___ Information ___
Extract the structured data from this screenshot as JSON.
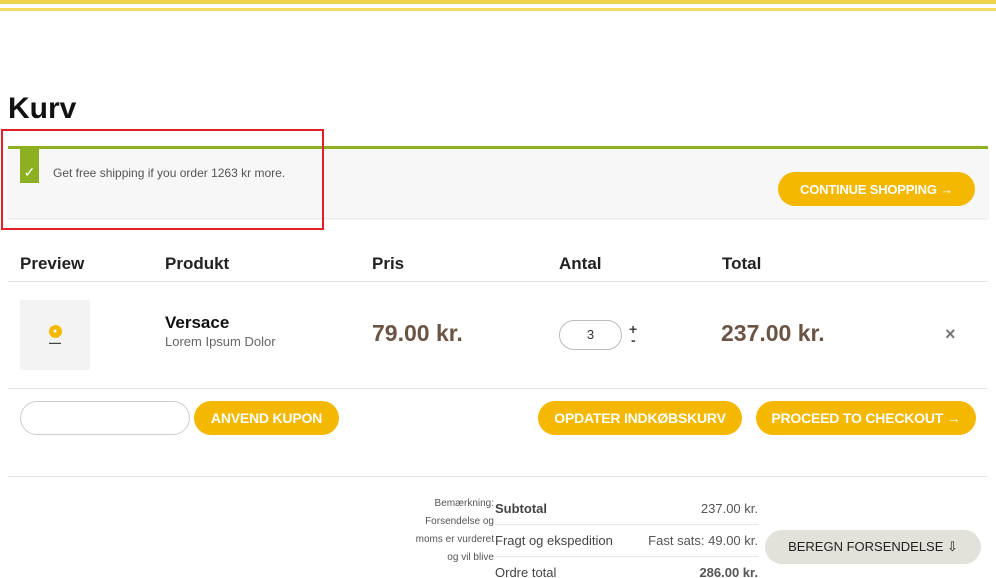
{
  "page_title": "Kurv",
  "notice": {
    "text": "Get free shipping if you order 1263 kr more.",
    "check_icon": "✓",
    "continue_label": "CONTINUE SHOPPING →",
    "accent_color": "#8cb021",
    "highlight_color": "#e1202a"
  },
  "table": {
    "headers": {
      "preview": "Preview",
      "product": "Produkt",
      "price": "Pris",
      "qty": "Antal",
      "total": "Total"
    },
    "rows": [
      {
        "name": "Versace",
        "description": "Lorem Ipsum Dolor",
        "price": "79.00 kr.",
        "qty": "3",
        "total": "237.00 kr.",
        "thumb_icon": "logo-icon"
      }
    ],
    "qty_plus": "+",
    "qty_minus": "-",
    "remove_icon": "×"
  },
  "actions": {
    "coupon_placeholder": "",
    "coupon_label": "ANVEND KUPON",
    "update_label": "OPDATER INDKØBSKURV",
    "checkout_label": "PROCEED TO CHECKOUT →",
    "button_color": "#f5b800"
  },
  "totals": {
    "note": "Bemærkning: Forsendelse og moms er vurderet og vil blive",
    "subtotal_label": "Subtotal",
    "subtotal_value": "237.00 kr.",
    "shipping_label": "Fragt og ekspedition",
    "shipping_value": "Fast sats: 49.00 kr.",
    "order_total_label": "Ordre total",
    "order_total_value": "286.00 kr.",
    "calc_shipping_label": "BEREGN FORSENDELSE ⇩"
  }
}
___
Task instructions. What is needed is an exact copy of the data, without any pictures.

Exercise result.
Extract the structured data from this screenshot as JSON.
{
  "page_title": "Kurv",
  "notice": {
    "text": "Get free shipping if you order 1263 kr more.",
    "check_icon": "✓",
    "continue_label": "CONTINUE SHOPPING →",
    "accent_color": "#8cb021",
    "highlight_color": "#e1202a"
  },
  "table": {
    "headers": {
      "preview": "Preview",
      "product": "Produkt",
      "price": "Pris",
      "qty": "Antal",
      "total": "Total"
    },
    "rows": [
      {
        "name": "Versace",
        "description": "Lorem Ipsum Dolor",
        "price": "79.00 kr.",
        "qty": "3",
        "total": "237.00 kr.",
        "thumb_icon": "logo-icon"
      }
    ],
    "qty_plus": "+",
    "qty_minus": "-",
    "remove_icon": "×"
  },
  "actions": {
    "coupon_placeholder": "",
    "coupon_label": "ANVEND KUPON",
    "update_label": "OPDATER INDKØBSKURV",
    "checkout_label": "PROCEED TO CHECKOUT →",
    "button_color": "#f5b800"
  },
  "totals": {
    "note": "Bemærkning: Forsendelse og moms er vurderet og vil blive",
    "subtotal_label": "Subtotal",
    "subtotal_value": "237.00 kr.",
    "shipping_label": "Fragt og ekspedition",
    "shipping_value": "Fast sats: 49.00 kr.",
    "order_total_label": "Ordre total",
    "order_total_value": "286.00 kr.",
    "calc_shipping_label": "BEREGN FORSENDELSE ⇩"
  }
}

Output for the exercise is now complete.